As a technique, another good practice is for the captain to verbalize the taxi clearance to ensure that both pilots understand the instructions. If there is ever any doubt, query ATC for clarification. If needed, request a progressive taxi.
Once underway, both pilots should have taxi charts or AMM displayed and available for reference. A continuous loop—or “in the loop”—technique should be used to enhance situational awareness.
The captain should verbalize (guide) each taxiway and runway as they are approached—for example: “We’re approaching taxiway Delta, next we’ll turn right on Delta.” The copilot should cross-confirm and follow along on the taxi chart—an AMM with “own ship” position is helpful.
A couple of reminders once the aircraft is taxiing: sterile cockpit rules are in effect and no extraneous conversation is permitted.
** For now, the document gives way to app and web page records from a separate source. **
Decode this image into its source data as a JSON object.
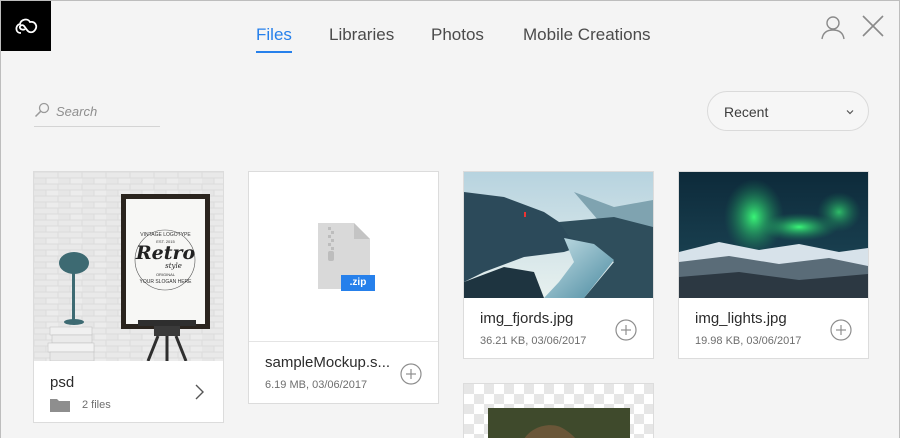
{
  "nav": {
    "tabs": [
      {
        "label": "Files",
        "active": true
      },
      {
        "label": "Libraries",
        "active": false
      },
      {
        "label": "Photos",
        "active": false
      },
      {
        "label": "Mobile Creations",
        "active": false
      }
    ]
  },
  "header": {
    "logo_icon": "creative-cloud-logo-icon",
    "profile_icon": "user-profile-icon",
    "close_icon": "close-icon"
  },
  "search": {
    "placeholder": "Search",
    "value": ""
  },
  "sort": {
    "selected": "Recent"
  },
  "colors": {
    "accent": "#2680eb",
    "background": "#f4f4f4",
    "zip_badge": "#2680eb"
  },
  "files": [
    {
      "name": "psd",
      "type": "folder",
      "meta": "2 files",
      "poster": {
        "line1": "VINTAGE LOGOTYPE",
        "line2": "EST. 2015",
        "line3": "Retro",
        "line4": "style",
        "line5": "ORIGINAL",
        "line6": "YOUR SLOGAN HERE"
      }
    },
    {
      "name": "sampleMockup.s...",
      "type": "zip",
      "badge": ".zip",
      "meta": "6.19 MB, 03/06/2017"
    },
    {
      "name": "img_fjords.jpg",
      "type": "image",
      "meta": "36.21 KB, 03/06/2017"
    },
    {
      "name": "img_lights.jpg",
      "type": "image",
      "meta": "19.98 KB, 03/06/2017"
    },
    {
      "name": "",
      "type": "image",
      "meta": ""
    }
  ]
}
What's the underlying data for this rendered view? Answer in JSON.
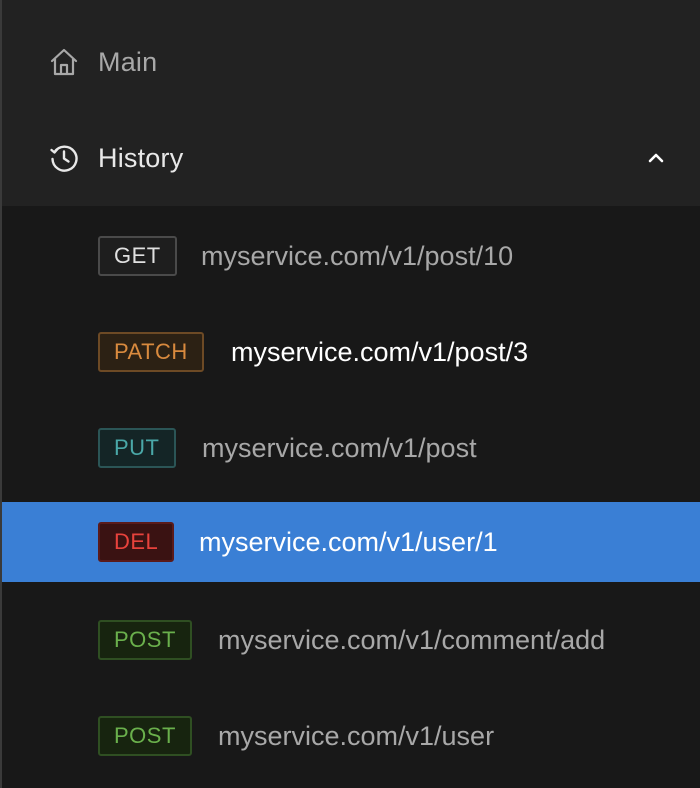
{
  "sidebar": {
    "main": {
      "label": "Main",
      "icon": "home-icon"
    },
    "history": {
      "label": "History",
      "icon": "history-icon",
      "expanded": true,
      "chevron": "chevron-up-icon"
    }
  },
  "history": {
    "items": [
      {
        "method": "GET",
        "url": "myservice.com/v1/post/10"
      },
      {
        "method": "PATCH",
        "url": "myservice.com/v1/post/3"
      },
      {
        "method": "PUT",
        "url": "myservice.com/v1/post"
      },
      {
        "method": "DEL",
        "url": "myservice.com/v1/user/1"
      },
      {
        "method": "POST",
        "url": "myservice.com/v1/comment/add"
      },
      {
        "method": "POST",
        "url": "myservice.com/v1/user"
      }
    ]
  },
  "colors": {
    "selected_bg": "#3a7fd5",
    "get": "#e0e0e0",
    "patch": "#d98a3e",
    "put": "#4aa8a8",
    "del": "#e8423c",
    "post": "#6ab04c"
  }
}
Likewise, limit public address or operational calls while the aircraft is moving, particularly when approaching an active runway.
Also, one pilot must always be “heads up” and actively looking for other traffic. If both pilots need to be heads down, then the aircraft must be stopped.
When cleared to cross a runway, both pilots must ensure and verbalize that the runway is clear of any traffic. Before crossing the runway, pilots should turn on all exterior lights to make sure the aircraft is visible to both controllers and other pilots. At large airports, the tower may be located far away from your location. Remember to never cross a red stop bar without a positive clearance from ATC.
There are several best practices recommended when a “line up and wait” or takeoff clearance is received from ATC. Both pilots should scan left and right to check that the approach path is clear. Use TCAS to determine if there is another aircraft on approach.
Perform a runway verification check to ensure that the runway markings and alignment is correct. Use appropriate external lights to illuminate the aircraft once it is on the runway. It is recommended to use the landing lights only when a takeoff clearance is issued. Also, if your takeoff is delayed after being cleared to take off for more than 90 seconds, advise ATC of your delay.
While most of the best practices discussed here are applicable to any surface operations, there are some specific recommendations for landing and clearing the runway.
As part of the approach briefing, pilots should review the taxi chart to determine a “taxi plan” that includes the taxiway that is to be used to exit the runway, any runway hot spots, expectations to hold short of a closely spaced parallel runway, and a general plan to taxi to the parking ramp. Also during the approach briefing, discuss a plan to identify the correct runway using criteria such as width, lighting, localizer, and so on.
After the landing rollout and at a safe taxi speed, exit the runway to reach a holding position on a taxiway, ensuring that the aircraft is clear of the runway. Once clear of the runway and only when the taxi clearance is issued and understood by both pilots, the after-landing checklist can be completed.
There are several great resources available on the FAA Runway Safety website to aid in reducing runway incursions. To manage risks during surface operations, pilots must be disciplined and execute the basic blocking and tackling that supports the planning, communication, and coordination required to avoid runway incursions.
The opinions expressed in this column are those of the author and not necessarily endorsed by AIN Media Group.